In Johnson v. Ontario, the Court of Appeal for Ontario confirmed the test governing judicial discretion to extend the time for a class member to opt out of a class action.
The representative class members commenced a proposed class proceeding against the respondent, Her Majesty the Queen in Right of Ontario (Ontario), on behalf of all persons who were incarcerated at the Elgin-Middlesex Detention Centre (EMDC) between January 1, 2010, and May 18, 2017.
After the class action was certified on May 18, 2017, the Court approved a notice plan that advised class members of their right to opt out of the class action, the method, and the implications of doing so (the Notice Plan).
The Notice Plan provided that class members had to complete and return an opt out form by June 20, 2018. The Notice Plan contemplated that: the notice is published in two local newspapers, posted on the class counsel’s website, and sent by regular mail to the last known address of each class member.
The appellant was an inmate at EMDC within the class period but was transferred to a federal institution in August 2017, where he remained until 2019. During this time, class counsel mailed the long form of notice to the appellant’s last known address, where he had lived with his father prior to being incarcerated.

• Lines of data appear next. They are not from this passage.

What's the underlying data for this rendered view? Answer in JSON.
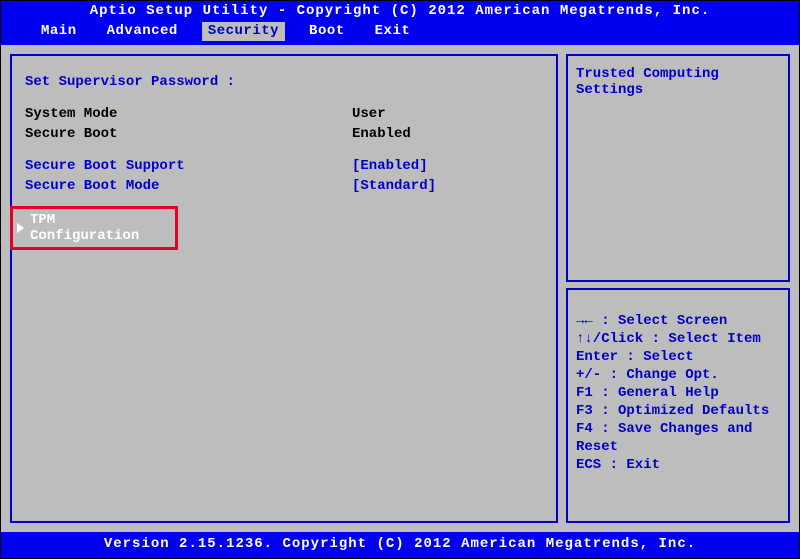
{
  "header": {
    "title": "Aptio  Setup  Utility  -  Copyright  (C)  2012  American  Megatrends,  Inc."
  },
  "tabs": {
    "items": [
      {
        "label": "Main",
        "active": false
      },
      {
        "label": "Advanced",
        "active": false
      },
      {
        "label": "Security",
        "active": true
      },
      {
        "label": "Boot",
        "active": false
      },
      {
        "label": "Exit",
        "active": false
      }
    ]
  },
  "left": {
    "set_supervisor": "Set Supervisor Password :",
    "system_mode_label": "System Mode",
    "system_mode_value": "User",
    "secure_boot_label": "Secure Boot",
    "secure_boot_value": "Enabled",
    "secure_boot_support_label": "Secure Boot Support",
    "secure_boot_support_value": "[Enabled]",
    "secure_boot_mode_label": "Secure Boot Mode",
    "secure_boot_mode_value": "[Standard]",
    "tpm_config": "TPM Configuration"
  },
  "right": {
    "help_title": "Trusted Computing Settings",
    "keys": [
      "→← : Select Screen",
      "↑↓/Click : Select Item",
      "Enter : Select",
      "+/- : Change Opt.",
      "F1 : General Help",
      "F3 : Optimized Defaults",
      "F4 : Save Changes and Reset",
      "ECS : Exit"
    ]
  },
  "footer": {
    "text": "Version 2.15.1236.  Copyright (C) 2012 American Megatrends,  Inc."
  }
}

While the appellant was in contact with his father, who was still residing at that address, the appellant denied receiving or seeing any notice regarding the class action before the opt out deadline.
In April 2020, the appellant commenced an individual action against Ontario and employees of EMDC, which included claims for breach of fiduciary duty and infringement of his Charter rights.

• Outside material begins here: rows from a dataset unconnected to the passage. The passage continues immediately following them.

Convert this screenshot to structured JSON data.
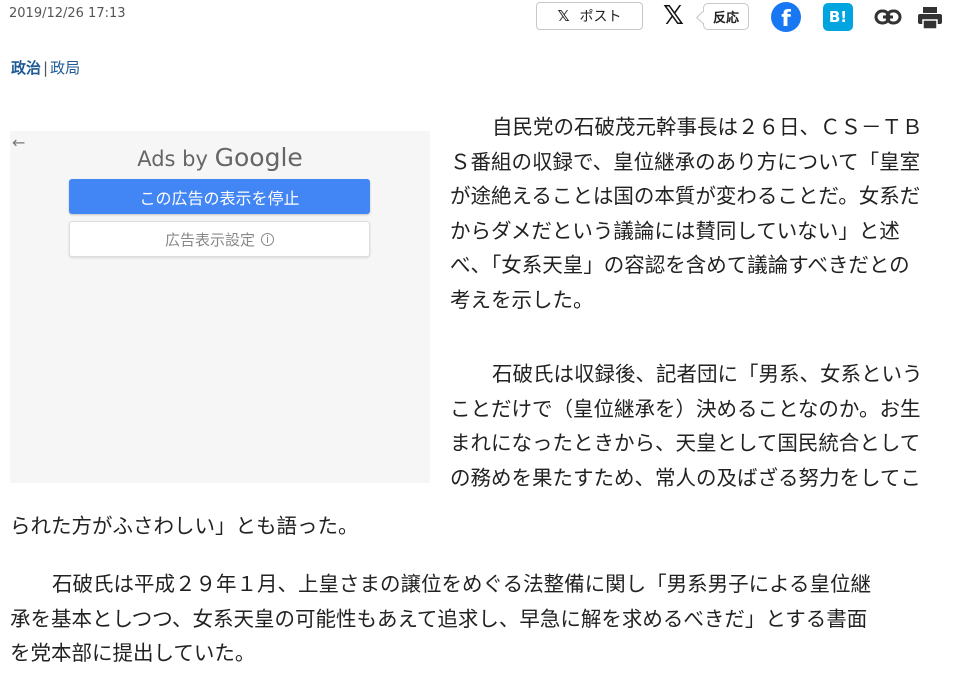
{
  "header": {
    "date": "2019/12/26 17:13",
    "share": {
      "post_label": "ポスト",
      "post_icon": "𝕏",
      "x_icon": "𝕏",
      "react_label": "反応",
      "facebook_icon": "f",
      "hatena_icon": "B!"
    }
  },
  "category": {
    "primary": "政治",
    "separator": "|",
    "secondary": "政局"
  },
  "ad": {
    "ads_by": "Ads by",
    "google": "Google",
    "stop_button": "この広告の表示を停止",
    "settings_button": "広告表示設定",
    "info_glyph": "i",
    "back_glyph": "←"
  },
  "article": {
    "p1": [
      "自民党の石破茂元幹事長は２６日、ＣＳ－ＴＢ",
      "Ｓ番組の収録で、皇位継承のあり方について「皇室",
      "が途絶えることは国の本質が変わることだ。女系だ",
      "からダメだという議論には賛同していない」と述",
      "べ、「女系天皇」の容認を含めて議論すべきだとの",
      "考えを示した。"
    ],
    "p2": [
      "石破氏は収録後、記者団に「男系、女系という",
      "ことだけで（皇位継承を）決めることなのか。お生",
      "まれになったときから、天皇として国民統合として",
      "の務めを果たすため、常人の及ばざる努力をしてこ"
    ],
    "p2_cont": "られた方がふさわしい」とも語った。",
    "p3": [
      "石破氏は平成２９年１月、上皇さまの譲位をめぐる法整備に関し「男系男子による皇位継",
      "承を基本としつつ、女系天皇の可能性もあえて追求し、早急に解を求めるべきだ」とする書面",
      "を党本部に提出していた。"
    ]
  },
  "colors": {
    "category": "#1d5a93",
    "facebook": "#1877f2",
    "hatena": "#00a4de",
    "ad_button": "#4285f4"
  }
}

The appellant first learned of the class action in June 2020 when he received a letter from Ontario stating that his action overlapped with the class action and asking that the appellant discontinue his individual action against Ontario and its employees.
The appellant brought a motion in the Ontario Superior Court of Justice for an extension of time to opt out of the class action, arguing that he was not made aware of the consolidated class action until after he had commenced his own proceeding.
The motions judge denied the appellant’s motion, effectively terminating his individual action. The appellant appealed the order to the Court of Appeal for Ontario.
The Court of Appeal decision
The Court allowed the appeal and set aside the order of the motion judge, extending the time within which the appellant may opt out of the class action.
The motion judge had referred to Young v. London Life Insurance Co. (Young) for the principle that the power to grant an extension of time to opt out will rarely be exercised. However, the Court of Appeal found that the motion judge neither identified the test that he was applying nor referred to the “excusable neglect/no prejudice test,” set out in Young. The operative test provides that an extension of time to opt out will only be granted when:
(i) The delay in opting out is due to excusable neglect – in good faith and with a reasonable basis; and
(ii) An extension will not result in prejudice to the class, the defendant, or the administration of justice.
Finding that the motion judge failed to articulate and apply the required test, the Court of Appeal went on to apply the test to the appellant’s case.
i) Excusable neglect
The Court held that the appellant established that his delay in opting out arose from excusable neglect because the appellant was incarcerated when the notice was published, and the notice was sent to an address where he was not physically present and did not return to during the optout period.
The Court found that the respondent had not argued that the appellant had delayed requesting an extension of time to opt out after the appellant became aware of the class proceeding.
The Court noted that there was no evidence of any judgment or settlement of the class proceeding or steps that might have been taken in reliance on the appellant being a participating class member or on the number of class members who had opted out. The Court acknowledged that had the appellant tried to extend the time for opting out after the class action had settled or resulted in a judgment, his request would most likely have been denied on the basis of prejudice.
Further, Ontario did not point to any prejudice that it would suffer, nor did the certified class oppose the appeal, which was a strong indicator that granting an extension of time to the appellant would not cause prejudice to the class.
A class member who seeks to opt out of a class action following the deadline to do so must show two things: (1) “excusable neglect” in failing to comply with the opt out deadline; and (2) that the extension of time to opt out will not prejudice the class, the defendant, or the administration of justice.
Plaintiffs who seek to retain their ability to bring individual actions would do well to keep an eye on proposed class actions and ensure that they opt out once they are aware of any obligation to do so. Johnson v. Ontario has clarified that if putative class members are not aware of their obligations, they may be excused, but only if there is no prejudice.
For more information, please reach out to the authors Marina Sampson, Matthew Fleming, and Janice Philteos.
 Johnson v. Ontario, 2022 ONCA 725
  O.J. No. 5971 (QL) [Young].
 Para 38-40.